The Learning for Families through Technology (LiFT) project is a collaboration between Ferrero international and three research groups in the Department of Education: Applied Linguistics, Learning and New Technologies, and Families, Effective Learning, and Literacy. The project aims to examine key questions about children’s learning with technology, with a focus on language and literacy skills.

Within the project, Sophie is investigating vocabulary development in children with and without English as an Additional Language. Sophie’s research interests lie in children’s cognitive and emotional development, particularly in in how areas of development interact to affect children’s learning and well-being.

Before joining the Department of Education, Sophie studied for her PhD in Psychology at the University of Sheffield. Her doctoral research in collaboration with Dr Daniel Carroll focused on the impact of emotional states on children’s self-control. Prior to her PhD, Sophie gained a MEd on the Mind, Brain and Education programme at Harvard Graduate School of Education, and a BA in Experimental Psychology from the University of Oxford.


Journal articles
  • Booton, S., Kolancali, P., & Murphy, V. (2023). Touchscreen apps for child creativity: an evaluation of creativity apps designed for young children. Computers & Education, 201.

  • Booton, S., Hoicka, E., O’Grady, A., Chan, H., & Murphy, V. (2021). Children’s divergent thinking and bilingualism. Thinking Skills and Creativity, 41.

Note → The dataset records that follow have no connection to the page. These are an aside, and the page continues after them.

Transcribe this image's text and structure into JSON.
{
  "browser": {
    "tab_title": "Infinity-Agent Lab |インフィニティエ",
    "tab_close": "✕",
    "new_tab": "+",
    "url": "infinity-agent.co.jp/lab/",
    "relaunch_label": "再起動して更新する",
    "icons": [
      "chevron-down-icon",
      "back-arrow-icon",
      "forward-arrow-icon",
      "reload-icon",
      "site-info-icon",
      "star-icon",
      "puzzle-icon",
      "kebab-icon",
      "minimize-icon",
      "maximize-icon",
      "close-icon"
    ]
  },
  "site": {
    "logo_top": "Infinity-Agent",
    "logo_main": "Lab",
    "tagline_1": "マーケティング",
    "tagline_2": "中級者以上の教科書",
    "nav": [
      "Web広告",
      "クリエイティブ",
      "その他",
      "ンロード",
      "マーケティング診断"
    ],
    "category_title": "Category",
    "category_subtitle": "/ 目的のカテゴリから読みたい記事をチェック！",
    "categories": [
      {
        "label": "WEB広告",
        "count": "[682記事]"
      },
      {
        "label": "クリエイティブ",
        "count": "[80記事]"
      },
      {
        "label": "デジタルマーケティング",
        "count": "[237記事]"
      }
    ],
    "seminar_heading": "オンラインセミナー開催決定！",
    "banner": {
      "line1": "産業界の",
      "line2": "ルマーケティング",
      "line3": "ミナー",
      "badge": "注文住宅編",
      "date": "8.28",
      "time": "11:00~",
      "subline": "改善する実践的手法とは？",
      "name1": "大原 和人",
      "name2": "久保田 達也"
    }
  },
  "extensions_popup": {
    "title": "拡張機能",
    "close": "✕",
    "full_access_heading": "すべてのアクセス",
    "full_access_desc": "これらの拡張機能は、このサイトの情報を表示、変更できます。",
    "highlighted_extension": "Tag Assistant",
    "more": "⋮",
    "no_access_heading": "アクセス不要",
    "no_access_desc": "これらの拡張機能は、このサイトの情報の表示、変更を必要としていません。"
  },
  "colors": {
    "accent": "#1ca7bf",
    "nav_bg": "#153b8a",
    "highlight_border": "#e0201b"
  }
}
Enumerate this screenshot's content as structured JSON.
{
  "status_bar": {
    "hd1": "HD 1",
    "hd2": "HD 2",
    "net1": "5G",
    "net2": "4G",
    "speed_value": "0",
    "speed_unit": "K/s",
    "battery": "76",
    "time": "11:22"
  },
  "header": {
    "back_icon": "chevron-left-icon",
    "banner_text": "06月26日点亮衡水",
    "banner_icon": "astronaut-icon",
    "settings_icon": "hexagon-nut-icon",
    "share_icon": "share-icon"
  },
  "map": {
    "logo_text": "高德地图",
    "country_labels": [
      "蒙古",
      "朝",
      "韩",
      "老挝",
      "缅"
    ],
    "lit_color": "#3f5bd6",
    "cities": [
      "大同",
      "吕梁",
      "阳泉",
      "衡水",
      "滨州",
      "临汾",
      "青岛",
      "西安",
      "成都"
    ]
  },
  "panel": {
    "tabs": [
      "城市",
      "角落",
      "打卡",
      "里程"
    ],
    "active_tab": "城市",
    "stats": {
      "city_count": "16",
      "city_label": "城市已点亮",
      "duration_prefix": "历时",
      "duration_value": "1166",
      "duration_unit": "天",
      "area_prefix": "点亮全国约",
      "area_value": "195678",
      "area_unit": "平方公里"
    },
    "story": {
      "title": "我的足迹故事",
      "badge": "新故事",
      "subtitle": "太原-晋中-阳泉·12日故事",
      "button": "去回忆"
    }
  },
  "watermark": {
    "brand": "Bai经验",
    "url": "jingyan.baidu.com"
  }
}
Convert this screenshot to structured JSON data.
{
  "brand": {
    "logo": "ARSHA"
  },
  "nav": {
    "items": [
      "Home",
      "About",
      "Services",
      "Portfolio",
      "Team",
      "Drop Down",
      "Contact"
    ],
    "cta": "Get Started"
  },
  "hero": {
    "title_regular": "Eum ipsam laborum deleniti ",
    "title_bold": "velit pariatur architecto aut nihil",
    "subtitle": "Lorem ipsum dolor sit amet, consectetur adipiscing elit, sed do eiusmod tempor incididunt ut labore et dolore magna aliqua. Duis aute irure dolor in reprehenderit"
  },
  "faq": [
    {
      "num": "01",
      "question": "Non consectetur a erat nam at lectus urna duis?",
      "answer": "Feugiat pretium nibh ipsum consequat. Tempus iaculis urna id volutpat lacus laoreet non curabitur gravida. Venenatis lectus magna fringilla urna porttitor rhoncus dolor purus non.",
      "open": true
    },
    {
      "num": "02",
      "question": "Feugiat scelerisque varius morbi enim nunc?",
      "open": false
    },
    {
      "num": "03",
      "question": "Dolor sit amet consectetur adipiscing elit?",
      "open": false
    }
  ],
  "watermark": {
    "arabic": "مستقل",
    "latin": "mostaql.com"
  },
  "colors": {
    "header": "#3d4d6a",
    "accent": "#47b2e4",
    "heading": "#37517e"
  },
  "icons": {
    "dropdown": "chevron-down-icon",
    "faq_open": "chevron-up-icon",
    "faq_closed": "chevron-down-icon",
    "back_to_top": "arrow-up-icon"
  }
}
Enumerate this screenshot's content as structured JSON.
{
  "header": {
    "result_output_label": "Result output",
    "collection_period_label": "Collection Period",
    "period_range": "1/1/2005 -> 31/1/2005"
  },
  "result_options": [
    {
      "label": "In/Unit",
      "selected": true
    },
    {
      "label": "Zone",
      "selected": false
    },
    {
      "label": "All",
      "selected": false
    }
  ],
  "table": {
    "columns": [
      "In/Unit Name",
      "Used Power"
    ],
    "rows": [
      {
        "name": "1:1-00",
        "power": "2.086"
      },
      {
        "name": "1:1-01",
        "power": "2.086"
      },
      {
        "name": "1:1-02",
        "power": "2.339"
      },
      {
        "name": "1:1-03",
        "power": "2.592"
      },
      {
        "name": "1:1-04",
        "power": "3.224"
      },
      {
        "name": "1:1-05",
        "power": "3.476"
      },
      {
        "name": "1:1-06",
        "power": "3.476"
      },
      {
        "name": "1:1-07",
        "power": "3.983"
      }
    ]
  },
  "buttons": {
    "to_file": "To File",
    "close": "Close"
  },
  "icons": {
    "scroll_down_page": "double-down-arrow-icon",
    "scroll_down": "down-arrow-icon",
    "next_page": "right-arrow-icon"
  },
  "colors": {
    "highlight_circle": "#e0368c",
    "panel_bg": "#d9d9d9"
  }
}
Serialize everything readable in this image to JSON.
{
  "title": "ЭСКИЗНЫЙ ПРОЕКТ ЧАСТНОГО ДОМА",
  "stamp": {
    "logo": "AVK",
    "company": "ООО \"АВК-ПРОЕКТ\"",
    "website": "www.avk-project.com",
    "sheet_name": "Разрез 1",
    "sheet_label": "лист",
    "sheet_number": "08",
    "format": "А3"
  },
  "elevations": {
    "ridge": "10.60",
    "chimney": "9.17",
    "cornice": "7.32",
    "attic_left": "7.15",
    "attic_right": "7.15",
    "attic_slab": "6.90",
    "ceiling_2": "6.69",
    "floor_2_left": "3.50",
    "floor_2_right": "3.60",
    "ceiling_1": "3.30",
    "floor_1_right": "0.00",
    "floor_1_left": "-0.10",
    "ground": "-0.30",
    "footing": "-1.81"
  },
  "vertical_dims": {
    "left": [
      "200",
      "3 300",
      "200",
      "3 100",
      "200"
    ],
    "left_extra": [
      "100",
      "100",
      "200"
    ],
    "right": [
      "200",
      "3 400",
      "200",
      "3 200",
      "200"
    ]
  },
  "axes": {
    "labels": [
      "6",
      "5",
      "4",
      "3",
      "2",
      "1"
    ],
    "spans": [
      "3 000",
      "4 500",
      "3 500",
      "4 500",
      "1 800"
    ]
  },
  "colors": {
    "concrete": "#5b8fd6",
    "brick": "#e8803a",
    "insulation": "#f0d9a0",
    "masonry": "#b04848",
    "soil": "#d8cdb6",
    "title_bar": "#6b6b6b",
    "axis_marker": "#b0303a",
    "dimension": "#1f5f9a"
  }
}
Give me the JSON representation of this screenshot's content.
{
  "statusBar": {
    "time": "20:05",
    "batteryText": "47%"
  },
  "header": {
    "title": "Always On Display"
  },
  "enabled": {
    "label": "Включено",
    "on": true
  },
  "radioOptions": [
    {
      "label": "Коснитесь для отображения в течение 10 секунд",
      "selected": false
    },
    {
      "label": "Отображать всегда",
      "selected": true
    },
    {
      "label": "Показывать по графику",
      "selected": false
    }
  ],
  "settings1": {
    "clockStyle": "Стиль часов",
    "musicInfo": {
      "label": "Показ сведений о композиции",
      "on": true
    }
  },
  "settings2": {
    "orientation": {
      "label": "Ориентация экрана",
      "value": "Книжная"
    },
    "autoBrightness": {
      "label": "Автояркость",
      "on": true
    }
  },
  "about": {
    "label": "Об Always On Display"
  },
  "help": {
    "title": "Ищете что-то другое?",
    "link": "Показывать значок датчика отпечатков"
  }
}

  • Booton, S., Hodgkiss, A., & Murphy, V. (2021). The impact of mobile application features on children’s language and literacy learning: a systematic review. Computer Assisted Language Learning, 36(3), 400-429.

  • Booton, S., Wonnacott, E., Hodgkiss, A., Mathers, S., & Murphy, V. (2021). Children’s knowledge of multiple word meanings: which factors count and for whom?. Applied Linguistics, 43(2), 293-315.

  • Booton, S., Hodgkiss, A., Mathers, S., & Murphy, V. (2021). Measuring knowledge of multiple word meanings in children with English as a first and an additional language, and the relationship to reading comprehension. Journal of Child Language, 49(1), 164-196.